Let f = #friends, p = amount the poorest (i.e. the last) has. The richest initially has $(p + f – 1). After one circuit (assuming a whole circuit can be done), each is $1 poorer, and the moving heap would contain $f (i.e. just before passing it to the first friend). Hence after p complete circuits, each is $p poorer, the last friend now having nothing and the first having $(f – 1), and the moving heap contains $fp.

The next circuit cannot be completed, but friends 1 to f-1 can do their bit and so each becomes $1 poorer – friend #1 ending up with $(f-2), friend #(f-1) with $0 and the last friend in possession of $( f(p+1) -1) = $(fp + f – 1), which s/he is unable to pass on with the required extra $1.

Now either the first now has 4 times as much as the last or the last has 4 times as much as first, i.e.

fp + f − 1 = 4(f − 2) or 4(fp + f − 1) = f − 2.

The first => 7 = f(3 – p) => f = 7, p = 2 as the only non-negative integer solution.

The second => f(4p + 3) = 2 and that has no non-negative integer solution.

Hence the answer is 7 friends and the poorest had $2. For interest only, the total amount of money is f (p + (p + f -1))/2 = $35

November 19th, 2013 at 9:45 pm

I forgot to mention that that was another problem by Lewis Carroll.

Hi slavy, I’ll have a think about your problem. If I’ve understood it correctly, the two neighbours must be the first and last ones at both the beginning and at the end.

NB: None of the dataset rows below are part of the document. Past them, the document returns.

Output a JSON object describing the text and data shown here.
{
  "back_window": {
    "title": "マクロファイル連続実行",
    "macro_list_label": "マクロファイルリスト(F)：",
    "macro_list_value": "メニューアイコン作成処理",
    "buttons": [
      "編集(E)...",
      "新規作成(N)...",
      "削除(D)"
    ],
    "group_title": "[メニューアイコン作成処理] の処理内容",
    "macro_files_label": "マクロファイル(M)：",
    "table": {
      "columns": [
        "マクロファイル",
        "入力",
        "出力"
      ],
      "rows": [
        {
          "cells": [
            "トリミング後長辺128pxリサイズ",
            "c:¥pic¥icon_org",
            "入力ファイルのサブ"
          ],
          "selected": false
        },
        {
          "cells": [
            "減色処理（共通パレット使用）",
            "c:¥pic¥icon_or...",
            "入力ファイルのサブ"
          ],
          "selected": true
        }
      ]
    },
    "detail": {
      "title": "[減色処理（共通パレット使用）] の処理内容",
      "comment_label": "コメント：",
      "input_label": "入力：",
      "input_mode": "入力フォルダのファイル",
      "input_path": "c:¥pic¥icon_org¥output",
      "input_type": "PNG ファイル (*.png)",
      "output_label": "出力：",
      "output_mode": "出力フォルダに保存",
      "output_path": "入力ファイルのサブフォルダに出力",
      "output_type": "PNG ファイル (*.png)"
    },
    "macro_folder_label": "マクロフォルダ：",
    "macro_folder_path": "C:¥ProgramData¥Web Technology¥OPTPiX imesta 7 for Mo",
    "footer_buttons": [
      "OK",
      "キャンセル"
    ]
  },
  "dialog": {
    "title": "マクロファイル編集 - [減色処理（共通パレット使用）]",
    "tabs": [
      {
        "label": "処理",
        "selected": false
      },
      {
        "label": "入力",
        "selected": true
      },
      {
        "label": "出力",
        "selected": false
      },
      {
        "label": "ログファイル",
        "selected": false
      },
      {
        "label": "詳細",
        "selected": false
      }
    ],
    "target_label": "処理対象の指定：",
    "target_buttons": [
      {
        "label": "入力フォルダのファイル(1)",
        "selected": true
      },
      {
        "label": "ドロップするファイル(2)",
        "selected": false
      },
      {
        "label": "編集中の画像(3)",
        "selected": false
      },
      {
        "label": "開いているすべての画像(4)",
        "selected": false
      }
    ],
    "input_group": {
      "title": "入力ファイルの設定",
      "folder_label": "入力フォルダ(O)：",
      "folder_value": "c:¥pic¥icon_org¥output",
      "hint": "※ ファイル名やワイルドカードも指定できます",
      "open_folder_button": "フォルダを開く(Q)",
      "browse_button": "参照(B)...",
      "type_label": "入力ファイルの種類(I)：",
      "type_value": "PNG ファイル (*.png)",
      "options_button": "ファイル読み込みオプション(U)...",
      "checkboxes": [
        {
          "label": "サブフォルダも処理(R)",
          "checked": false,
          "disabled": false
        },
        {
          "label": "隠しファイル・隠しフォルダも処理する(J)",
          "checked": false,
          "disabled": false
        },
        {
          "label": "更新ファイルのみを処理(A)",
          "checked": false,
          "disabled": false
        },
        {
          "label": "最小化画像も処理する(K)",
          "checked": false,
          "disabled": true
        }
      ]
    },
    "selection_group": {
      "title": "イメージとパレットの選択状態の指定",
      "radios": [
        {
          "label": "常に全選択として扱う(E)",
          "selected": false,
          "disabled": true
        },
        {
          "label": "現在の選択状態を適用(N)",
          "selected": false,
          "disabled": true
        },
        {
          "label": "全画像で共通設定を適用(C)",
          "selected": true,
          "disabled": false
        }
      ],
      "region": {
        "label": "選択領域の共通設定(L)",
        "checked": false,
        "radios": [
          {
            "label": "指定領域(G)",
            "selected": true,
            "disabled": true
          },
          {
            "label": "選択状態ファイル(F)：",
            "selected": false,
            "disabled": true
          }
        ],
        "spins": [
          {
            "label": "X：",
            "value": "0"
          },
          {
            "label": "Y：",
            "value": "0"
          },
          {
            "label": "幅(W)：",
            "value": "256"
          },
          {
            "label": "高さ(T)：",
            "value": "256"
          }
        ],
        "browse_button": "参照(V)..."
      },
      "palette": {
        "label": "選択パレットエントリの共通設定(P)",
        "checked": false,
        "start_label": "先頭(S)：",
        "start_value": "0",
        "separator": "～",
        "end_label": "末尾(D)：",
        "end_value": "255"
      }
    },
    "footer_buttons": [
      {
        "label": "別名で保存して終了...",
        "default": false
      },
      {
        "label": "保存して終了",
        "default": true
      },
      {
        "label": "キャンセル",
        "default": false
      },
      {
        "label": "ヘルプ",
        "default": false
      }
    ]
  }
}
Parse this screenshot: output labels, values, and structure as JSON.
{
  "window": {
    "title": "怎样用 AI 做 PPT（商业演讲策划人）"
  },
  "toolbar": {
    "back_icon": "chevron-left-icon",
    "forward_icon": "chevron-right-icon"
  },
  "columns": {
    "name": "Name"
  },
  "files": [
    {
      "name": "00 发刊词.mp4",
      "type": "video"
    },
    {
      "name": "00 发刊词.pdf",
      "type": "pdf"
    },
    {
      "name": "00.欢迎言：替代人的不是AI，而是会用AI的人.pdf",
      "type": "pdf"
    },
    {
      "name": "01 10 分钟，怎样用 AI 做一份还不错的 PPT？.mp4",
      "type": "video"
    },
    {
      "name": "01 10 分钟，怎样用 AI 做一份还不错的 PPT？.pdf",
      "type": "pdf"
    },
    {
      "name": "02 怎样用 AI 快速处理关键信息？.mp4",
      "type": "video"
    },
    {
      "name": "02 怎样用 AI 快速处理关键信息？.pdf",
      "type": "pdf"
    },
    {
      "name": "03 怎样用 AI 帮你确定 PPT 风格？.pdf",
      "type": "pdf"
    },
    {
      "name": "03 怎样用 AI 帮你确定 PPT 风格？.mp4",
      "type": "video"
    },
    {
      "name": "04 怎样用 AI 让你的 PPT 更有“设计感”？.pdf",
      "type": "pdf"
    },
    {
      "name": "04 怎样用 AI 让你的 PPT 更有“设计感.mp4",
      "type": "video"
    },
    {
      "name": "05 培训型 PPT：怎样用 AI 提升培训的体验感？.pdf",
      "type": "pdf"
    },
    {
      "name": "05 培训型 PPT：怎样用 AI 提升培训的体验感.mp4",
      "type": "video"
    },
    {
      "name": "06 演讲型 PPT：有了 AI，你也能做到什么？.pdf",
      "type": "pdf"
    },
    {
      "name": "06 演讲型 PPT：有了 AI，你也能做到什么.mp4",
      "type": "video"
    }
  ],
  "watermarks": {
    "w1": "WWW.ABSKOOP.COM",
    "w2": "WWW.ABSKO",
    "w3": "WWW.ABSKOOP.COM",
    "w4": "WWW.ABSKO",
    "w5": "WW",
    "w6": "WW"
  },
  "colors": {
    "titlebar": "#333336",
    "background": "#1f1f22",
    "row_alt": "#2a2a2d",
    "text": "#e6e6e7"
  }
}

November 20th, 2013 at 12:04 am

I think that the only (non-negative integer) solutions to slavy’s problem are:

(f,p) = (0,2), (1,0), (2,0).

I simply took (f+p-1)/p = (fp+f-1)/(f-2), multiplied by p(f-2) and asked Mathematica to treat it as an integer problem.

Of course, if allowed that the initial values weren’t whole dollars, there may be many solutions and the special pairs won’t necessarily be the first and last friends or the same pair for the initial and final state.

November 20th, 2013 at 8:16 am

Hi Chris,

you are wrong There is at least one more integer solution, while all the three solutions you proposed don’t lead to anything meaningful. (0,2) corresponds to zero players the last one among whom had $2!!! (1,0) corresponds to one person with zero money playing with himself! (2,0) corresponds to 2 players, one with $1 and the other with $0 and here k is infinity!!!

Hint: Don’t try to get rid of k in the equations! It’s simpler if you keep it there. That’s why I asked for its value at the end – to stress its role in the analysis.

November 20th, 2013 at 10:59 am

Hi slavy. Ooops, I hadn’t checked to see if those solutions were physically meaningful – silly me.

I can see that keeping k (explicitly) would be crucial if k is an integer. I had assumed it to be a rational. k being an integer readily shows that gcd(f,p) = 1 for instance.

On a personal note. That you have excellent mathematical ability is beyond doubt. At least as important is that you don’t live in an ivory tower and you are accessible. You have joie de vivre. I think anyone that employs you will be very lucky.